The Scholarship of Teaching and Learning (SoTL) uses discovery, reflection, and evidence-based methods to research effective teaching and student learning. These findings are peer reviewed and publicly disseminated in an ongoing cycle of systematic inquiry into classroom practices.
Different research methods and arguments can be used to demonstrate student learning, though they vary in the strength of evidence they can provide. Deductive arguments and experimental methods generally provide stronger evidence of learning than inductive arguments and case studies, though combining methods can capitalize on the advantages of each. Any of these can be effective SoTL methods.
The tools and resources in this website are designed to clarify different research methods and provide a spectrum of choices for designing and implementing SoTL projects.
Other SoTL Definitions
See how other institutions define SoTL.
How is SoTL Useful for Me?
Information on how engaging in SoTL research can help with your research, teaching, and career goals.
Kinds of SoTL Projects
An article that categorizes, lists and describes the different kinds of SoTL projects that could be done.
A list of topics that SoTL projects could be based on.
Faculty Center SoTL Library
Additional reference materials on SoTL topics including those available at the Faculty Center for Teaching and Learning.
Carnegie SoTL Tutorial
PowerPoint presentation from the Carnegie Foundation and the University of Indiana-Bloomington, covering SoTL descriptions, definitions, parameters, scope, examples, methodologies, and publication ideas.
Files and documents from NSSE focus groups at UCF.
College of Health & Public Affairs The profession of social work requires commitment and compassion for all we serve, and for many students, the passion they feel to help others is a "calling." The profession of social work has standards, principles, and core values, exemplified in an extensive Code of Ethics that assumes a value-free stance rich w...
College of Engineering and Computer Science My teaching philosophy relies on the following key foundations: Teach only what students are not likely to learn on their own.
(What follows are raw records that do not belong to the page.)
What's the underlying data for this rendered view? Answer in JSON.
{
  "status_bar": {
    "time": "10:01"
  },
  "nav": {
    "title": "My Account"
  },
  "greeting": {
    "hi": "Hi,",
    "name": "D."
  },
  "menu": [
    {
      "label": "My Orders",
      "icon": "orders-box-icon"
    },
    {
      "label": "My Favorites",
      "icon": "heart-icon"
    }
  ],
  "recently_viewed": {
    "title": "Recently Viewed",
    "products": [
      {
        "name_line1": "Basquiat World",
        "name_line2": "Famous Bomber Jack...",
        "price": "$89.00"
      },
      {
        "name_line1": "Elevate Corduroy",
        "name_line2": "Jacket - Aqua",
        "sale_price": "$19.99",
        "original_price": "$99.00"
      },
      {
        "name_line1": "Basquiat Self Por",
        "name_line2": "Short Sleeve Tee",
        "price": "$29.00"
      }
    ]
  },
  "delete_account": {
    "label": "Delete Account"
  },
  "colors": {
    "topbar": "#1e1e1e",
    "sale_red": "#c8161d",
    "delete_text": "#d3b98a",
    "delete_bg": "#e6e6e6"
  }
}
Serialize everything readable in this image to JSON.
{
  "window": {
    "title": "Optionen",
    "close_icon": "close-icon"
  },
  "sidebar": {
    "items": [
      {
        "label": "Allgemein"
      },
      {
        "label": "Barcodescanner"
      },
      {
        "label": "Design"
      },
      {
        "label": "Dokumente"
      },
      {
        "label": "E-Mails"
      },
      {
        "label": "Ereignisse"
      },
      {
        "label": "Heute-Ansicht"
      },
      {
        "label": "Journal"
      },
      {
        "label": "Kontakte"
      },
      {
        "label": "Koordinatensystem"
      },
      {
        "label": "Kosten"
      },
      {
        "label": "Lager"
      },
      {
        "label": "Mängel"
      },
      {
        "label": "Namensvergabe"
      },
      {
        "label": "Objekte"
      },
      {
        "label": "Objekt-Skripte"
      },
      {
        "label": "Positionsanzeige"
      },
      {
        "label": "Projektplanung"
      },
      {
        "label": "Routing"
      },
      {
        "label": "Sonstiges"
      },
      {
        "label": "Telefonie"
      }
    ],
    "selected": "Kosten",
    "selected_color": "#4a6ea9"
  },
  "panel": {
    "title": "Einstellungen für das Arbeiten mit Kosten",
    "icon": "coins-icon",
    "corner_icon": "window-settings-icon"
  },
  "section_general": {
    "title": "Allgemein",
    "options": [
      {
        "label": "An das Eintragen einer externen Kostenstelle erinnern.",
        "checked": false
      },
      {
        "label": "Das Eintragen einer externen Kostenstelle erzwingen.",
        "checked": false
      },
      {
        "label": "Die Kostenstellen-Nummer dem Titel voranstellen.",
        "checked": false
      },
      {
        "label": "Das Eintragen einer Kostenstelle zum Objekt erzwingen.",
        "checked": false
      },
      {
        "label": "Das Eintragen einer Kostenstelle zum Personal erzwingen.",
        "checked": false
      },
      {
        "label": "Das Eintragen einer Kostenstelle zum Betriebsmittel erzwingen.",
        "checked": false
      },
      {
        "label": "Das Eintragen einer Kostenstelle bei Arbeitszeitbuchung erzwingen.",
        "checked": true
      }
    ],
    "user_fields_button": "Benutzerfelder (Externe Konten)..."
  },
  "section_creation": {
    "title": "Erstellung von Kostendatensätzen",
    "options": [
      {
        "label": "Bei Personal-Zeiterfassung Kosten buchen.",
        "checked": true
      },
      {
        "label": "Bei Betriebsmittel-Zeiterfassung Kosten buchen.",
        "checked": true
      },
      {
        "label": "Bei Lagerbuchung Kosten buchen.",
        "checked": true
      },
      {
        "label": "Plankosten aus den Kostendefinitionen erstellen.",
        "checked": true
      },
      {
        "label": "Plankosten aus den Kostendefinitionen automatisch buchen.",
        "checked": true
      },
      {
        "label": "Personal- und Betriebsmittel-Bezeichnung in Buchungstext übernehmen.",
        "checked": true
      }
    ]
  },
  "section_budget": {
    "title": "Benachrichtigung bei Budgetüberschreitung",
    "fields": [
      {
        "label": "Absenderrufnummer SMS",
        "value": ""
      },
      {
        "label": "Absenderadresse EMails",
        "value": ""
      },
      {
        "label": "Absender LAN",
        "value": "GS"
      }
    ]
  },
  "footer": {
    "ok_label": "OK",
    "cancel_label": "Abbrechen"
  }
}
Foster collaborative learning while maintaining initiative and personal responsibility. And finally, create a life-long quest for learning and knowledge. I am a ...
College of Arts and Humanities Teaching literature and literary theory is a joyful experience for me the majority of the time. Of course, grading is always difficult and time-consuming work, but it is a task that shows me what has worked, what hasn't, and what needs to be done or revised. Face-to-face or online interaction with my students...